Less than a week after World Athletics imposed regulations on running footwear, Nike finally made the announcement of its competition-legal Air Zoom Alphafly Next% shoes.
Despite many critics arguing against the shoes for months, World Athletics deemed them legal for racing as they appear to fall within with a list of guidelines from a construction standpoint.
The Alphafly series has been mythical since Eliud Kipchoge wore them to break the two-hour marathon barrier in October. Those shoes were rumored to have as many as three carbon-fiber plates in them, which is illegal according to the new World Athletics guidelines.
Fans have long awaited to get their hands on them, however, and it appears that time will finally arrive in 2020. Though this new design will differ from the Air Zoom Vaporfly Next%, it will likely bring another generation of controversy and records with it.
New construction in running shoes—including implementing carbon-fiber plates and advanced foam technology—have been controversial since they debuted on runners’ feet in 2016. Over the past few years, versions of the Nike’s Vaporfly series have evolved to make runners even faster and help them set world records, like when Brigid Kosgei broke the women’s world record at October’s Chicago Marathon.
What We Know About the Alphafly Next%
The headliner for this announcement is the Nike Air Zoom Alphafly Next%. The long-distance racing shoe contains a single carbon-fiber plate, ZoomX cushioning, and Zoom Air Pods. These are all updates from its predecessor, the Nike ZoomX Vaporfly Next%. The shoe will also contain a new knit upper Nike calls Atomknit.
Runner’s World has learned that the Alphafly has been measured by World Athletics—a men’s size 8.5 is 39.5 millimeters (mm) thick—so they would be competition legal based on the new guidelines that impose an immediate ban on any shoe with a sole thicker than 40 mm or shoes that contain more than one plate.

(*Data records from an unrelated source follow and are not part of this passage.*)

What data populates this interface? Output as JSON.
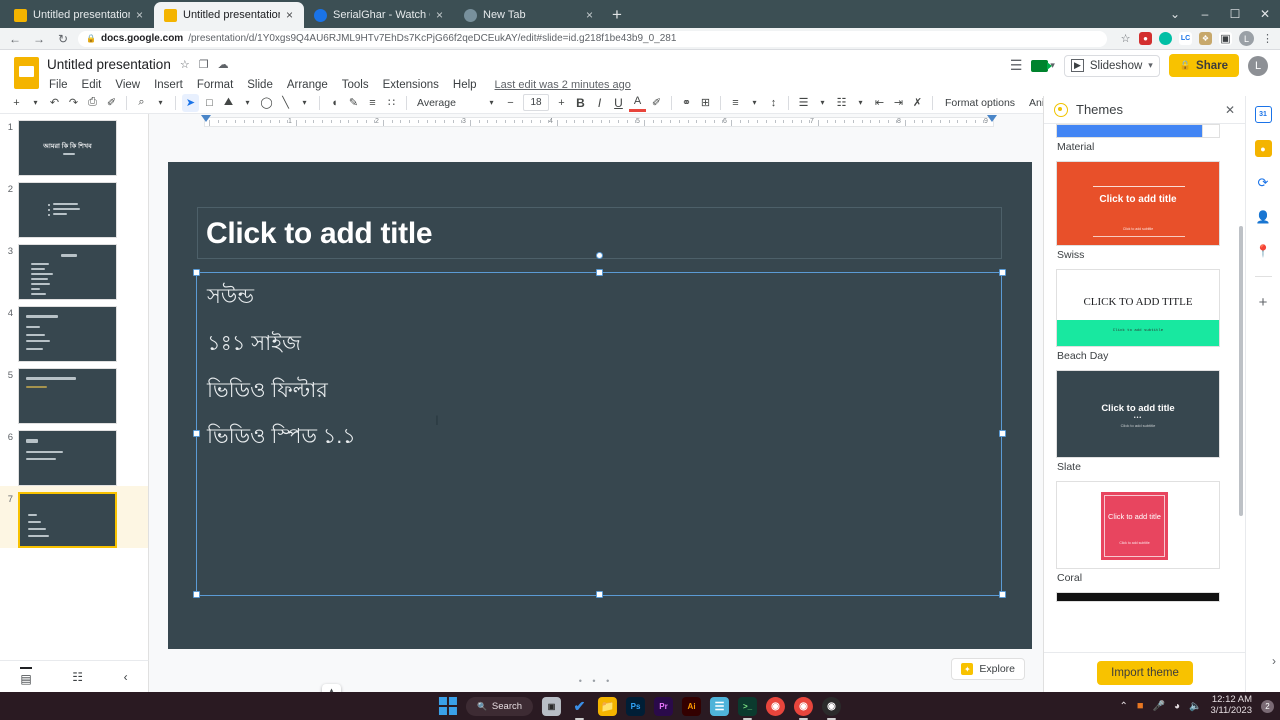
{
  "browser": {
    "tabs": [
      {
        "title": "Untitled presentation - Google S",
        "active": false,
        "favicon": "#f4b400"
      },
      {
        "title": "Untitled presentation - Google S",
        "active": true,
        "favicon": "#f4b400"
      },
      {
        "title": "SerialGhar - Watch Online Indian",
        "active": false,
        "favicon": "#1a73e8"
      },
      {
        "title": "New Tab",
        "active": false,
        "favicon": "#5f6368"
      }
    ],
    "new_tab_label": "+",
    "close_glyph": "×",
    "window_controls": {
      "minimize": "–",
      "maximize": "☐",
      "close": "✕",
      "chevron": "⌄"
    },
    "nav": {
      "back": "←",
      "forward": "→",
      "reload": "↻",
      "lock": "🔒"
    },
    "url_host": "docs.google.com",
    "url_path": "/presentation/d/1Y0xgs9Q4AU6RJML9HTv7EhDs7KcPjG66f2qeDCEukAY/edit#slide=id.g218f1be43b9_0_281",
    "extensions": [
      {
        "name": "bookmark-star-icon",
        "glyph": "☆",
        "color": "transparent"
      },
      {
        "name": "extension-red-icon",
        "glyph": "",
        "color": "#d32f2f"
      },
      {
        "name": "extension-teal-icon",
        "glyph": "",
        "color": "#00bfa5"
      },
      {
        "name": "lastpass-icon",
        "glyph": "LC",
        "color": "#1a73e8"
      },
      {
        "name": "puzzle-extensions-icon",
        "glyph": "❖",
        "color": "#c7a86b"
      },
      {
        "name": "sidepanel-icon",
        "glyph": "▣",
        "color": "#5f6368"
      }
    ],
    "profile_initial": "L",
    "menu_glyph": "⋮"
  },
  "app": {
    "logo_name": "google-slides-logo",
    "doc_title": "Untitled presentation",
    "title_actions": [
      {
        "name": "star-icon",
        "glyph": "☆"
      },
      {
        "name": "move-to-folder-icon",
        "glyph": "❐"
      },
      {
        "name": "cloud-saved-icon",
        "glyph": "☁"
      }
    ],
    "menus": [
      "File",
      "Edit",
      "View",
      "Insert",
      "Format",
      "Slide",
      "Arrange",
      "Tools",
      "Extensions",
      "Help"
    ],
    "last_edit": "Last edit was 2 minutes ago",
    "comment_history_icon": "☰",
    "meet_label": "▾",
    "slideshow_label": "Slideshow",
    "slideshow_caret": "▾",
    "share_label": "Share",
    "share_lock": "🔒",
    "account_initial": "L"
  },
  "toolbar": {
    "groups": [
      {
        "name": "new-slide-button",
        "glyph": "+"
      },
      {
        "name": "new-slide-dropdown",
        "glyph": "▾"
      },
      {
        "name": "undo-button",
        "glyph": "↶"
      },
      {
        "name": "redo-button",
        "glyph": "↷"
      },
      {
        "name": "print-button",
        "glyph": "⎙"
      },
      {
        "name": "paint-format-button",
        "glyph": "✐"
      },
      {
        "name": "zoom-button",
        "glyph": "⌕"
      },
      {
        "name": "zoom-dropdown",
        "glyph": "▾"
      },
      {
        "name": "select-tool-button",
        "glyph": "➤",
        "selected": true
      },
      {
        "name": "text-box-button",
        "glyph": "□"
      },
      {
        "name": "insert-image-button",
        "glyph": "⛰"
      },
      {
        "name": "insert-image-dropdown",
        "glyph": "▾"
      },
      {
        "name": "shape-button",
        "glyph": "◯"
      },
      {
        "name": "line-button",
        "glyph": "╲"
      },
      {
        "name": "line-dropdown",
        "glyph": "▾"
      },
      {
        "name": "fill-color-button",
        "glyph": "◖"
      },
      {
        "name": "border-color-button",
        "glyph": "✎"
      },
      {
        "name": "border-weight-button",
        "glyph": "≡"
      },
      {
        "name": "border-dash-button",
        "glyph": "∷"
      }
    ],
    "font_family": "Average",
    "font_family_caret": "▾",
    "font_decrease": "−",
    "font_size": "18",
    "font_increase": "+",
    "text_tools": [
      {
        "name": "bold-button",
        "glyph": "B"
      },
      {
        "name": "italic-button",
        "glyph": "I"
      },
      {
        "name": "underline-button",
        "glyph": "U"
      },
      {
        "name": "text-color-button",
        "glyph": "A"
      },
      {
        "name": "highlight-color-button",
        "glyph": "✐"
      },
      {
        "name": "insert-link-button",
        "glyph": "⚭"
      },
      {
        "name": "insert-comment-button",
        "glyph": "⊞"
      },
      {
        "name": "align-button",
        "glyph": "≡"
      },
      {
        "name": "align-dropdown",
        "glyph": "▾"
      },
      {
        "name": "line-spacing-button",
        "glyph": "↕"
      },
      {
        "name": "bulleted-list-button",
        "glyph": "☰"
      },
      {
        "name": "bulleted-list-dropdown",
        "glyph": "▾"
      },
      {
        "name": "numbered-list-button",
        "glyph": "☷"
      },
      {
        "name": "numbered-list-dropdown",
        "glyph": "▾"
      },
      {
        "name": "decrease-indent-button",
        "glyph": "⇤"
      },
      {
        "name": "increase-indent-button",
        "glyph": "⇥"
      },
      {
        "name": "clear-formatting-button",
        "glyph": "✗"
      }
    ],
    "format_options_label": "Format options",
    "animate_label": "Animate",
    "collapse_glyph": "⌃"
  },
  "filmstrip": {
    "slides": [
      {
        "num": "1",
        "type": "title",
        "title": "আমরা কি কি শিখব",
        "selected": false
      },
      {
        "num": "2",
        "type": "bullets",
        "lines": 3,
        "selected": false
      },
      {
        "num": "3",
        "type": "centered-list",
        "lines": 7,
        "selected": false
      },
      {
        "num": "4",
        "type": "left-title",
        "lines": 4,
        "selected": false
      },
      {
        "num": "5",
        "type": "left-title",
        "lines": 1,
        "selected": false
      },
      {
        "num": "6",
        "type": "left-title",
        "lines": 2,
        "selected": false
      },
      {
        "num": "7",
        "type": "left-body",
        "lines": 4,
        "selected": true
      }
    ],
    "bottom_buttons": [
      {
        "name": "filmstrip-view-button",
        "glyph": "▤"
      },
      {
        "name": "grid-view-button",
        "glyph": "☷"
      },
      {
        "name": "collapse-filmstrip-button",
        "glyph": "‹"
      }
    ]
  },
  "canvas": {
    "ruler_numbers": [
      "1",
      "2",
      "3",
      "4",
      "5",
      "6",
      "7",
      "8",
      "9"
    ],
    "slide_bg": "#37474f",
    "title_placeholder": "Click to add title",
    "body_lines": [
      "সউন্ড",
      "১ঃ১ সাইজ",
      "ভিডিও  ফিল্টার",
      "ভিডিও স্পিড ১.১"
    ],
    "valign_icon": "vertical-align-icon",
    "explore_label": "Explore",
    "notes_dots": "• • •"
  },
  "themes": {
    "panel_title": "Themes",
    "close_glyph": "✕",
    "items": [
      {
        "label": "Material",
        "bg": "#ffffff",
        "accent": "#4285f4",
        "title": "",
        "partial": true
      },
      {
        "label": "Swiss",
        "bg": "#e8502a",
        "accent": "#e8502a",
        "title": "Click to add title",
        "subtitle": "Click to add subtitle",
        "title_color": "#ffffff"
      },
      {
        "label": "Beach Day",
        "bg": "#ffffff",
        "accent": "#18e8a0",
        "title": "CLICK TO ADD TITLE",
        "subtitle": "Click to add subtitle",
        "title_color": "#202124"
      },
      {
        "label": "Slate",
        "bg": "#37474f",
        "accent": "#37474f",
        "title": "Click to add title",
        "subtitle": "Click to add subtitle",
        "title_color": "#ffffff"
      },
      {
        "label": "Coral",
        "bg": "#ffffff",
        "accent": "#e8455f",
        "title": "Click to add title",
        "subtitle": "Click to add subtitle",
        "title_color": "#ffffff"
      },
      {
        "label": "",
        "bg": "#111111",
        "accent": "#111111",
        "title": "",
        "partial": true
      }
    ],
    "import_label": "Import theme"
  },
  "rail": {
    "icons": [
      {
        "name": "google-calendar-icon",
        "glyph": "31",
        "color": "#1a73e8"
      },
      {
        "name": "google-keep-icon",
        "glyph": "◉",
        "color": "#f4b400"
      },
      {
        "name": "google-tasks-icon",
        "glyph": "✓",
        "color": "#1a73e8"
      },
      {
        "name": "google-contacts-icon",
        "glyph": "●",
        "color": "#1a73e8"
      },
      {
        "name": "google-maps-icon",
        "glyph": "◉",
        "color": "#34a853"
      },
      {
        "name": "add-on-button",
        "glyph": "+",
        "color": "#5f6368"
      }
    ],
    "collapse_glyph": "›"
  },
  "taskbar": {
    "start_name": "windows-start-button",
    "search_label": "Search",
    "search_icon": "🔍",
    "apps": [
      {
        "name": "task-view-button",
        "glyph": "❐",
        "color": "#b9bec6",
        "running": false
      },
      {
        "name": "todoist-icon",
        "glyph": "✔",
        "color": "#2f7fe0",
        "running": true
      },
      {
        "name": "file-explorer-icon",
        "glyph": "📁",
        "color": "#f4b400",
        "running": false
      },
      {
        "name": "photoshop-icon",
        "glyph": "Ps",
        "color": "#001e36",
        "running": false
      },
      {
        "name": "premiere-pro-icon",
        "glyph": "Pr",
        "color": "#2a0a4a",
        "running": false
      },
      {
        "name": "illustrator-icon",
        "glyph": "Ai",
        "color": "#330000",
        "running": false
      },
      {
        "name": "notepad-icon",
        "glyph": "≡",
        "color": "#4fb3d9",
        "running": false
      },
      {
        "name": "terminal-icon",
        "glyph": ">_",
        "color": "#0b3a2e",
        "running": true
      },
      {
        "name": "chrome-icon",
        "glyph": "◉",
        "color": "#e8453c",
        "running": false
      },
      {
        "name": "chrome-active-icon",
        "glyph": "◉",
        "color": "#e8453c",
        "running": true
      },
      {
        "name": "obs-studio-icon",
        "glyph": "●",
        "color": "#2b2b2b",
        "running": true
      }
    ],
    "tray": {
      "chevron": "⌃",
      "icons": [
        {
          "name": "tray-app-icon",
          "glyph": "■",
          "color": "#e87722"
        },
        {
          "name": "microphone-icon",
          "glyph": "🎤",
          "color": "transparent"
        },
        {
          "name": "wifi-icon",
          "glyph": "◠",
          "color": "transparent"
        },
        {
          "name": "volume-icon",
          "glyph": "🔊",
          "color": "transparent"
        }
      ],
      "time": "12:12 AM",
      "date": "3/11/2023",
      "notification_count": "2"
    }
  }
}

“The groundbreaking research that led to the original Vaporfly unlocked an entirely new way of thinking about marathon shoes,” said Carrie Dimoff, an elite marathoner and member of Nike’s Advanced Innovation Team, in a press release. “Once we understood the plate and foam as a system, we started thinking about ways to make the system even more effective. That’s when we struck upon the idea of adding Nike Air to store and return even more of a runner’s energy and provide even more cushioning.”
Nike ZoomX Vaporfly NEXT%
The Alphafly won’t be alone as Nike announced three other shoes in the Next% line: the Air Zoom Tempo Next% and Air Zoom Tempo Next% FlyEase—both more high-mileage trainers than racing shoes—and a pair of track spikes, the Air Zoom Victory, which are meant for distances between 800 meters and 10,000 meters.
Nike’s sprint spike, the Viperfly, is currently banned because of the plate construction—Custom Fiber Placement; the plate is embroidered into the shoe—makes it against the rules. But Nike is also working to make that shoe legal.
What We Don’t Know
The release date and pricing for these shoes are a mystery at the moment. All four Next% shoes are rumored to be released sometime this year, likely before the four months required for them to be used in this year’s Tokyo Olympics. (Pro athletes will not be able to compete in prototype shoes after April 30.)
Nike told Runner’s World that a limited number will be available to Nike members on the day of the Olympic Marathon Trials on February 29.
The shoes will likely have a price tag similar to other shoes in the Vaporfly series, which have retailed at $250.
Men’s Health Subscription
From: Runner’s World US
Source: Read Full Article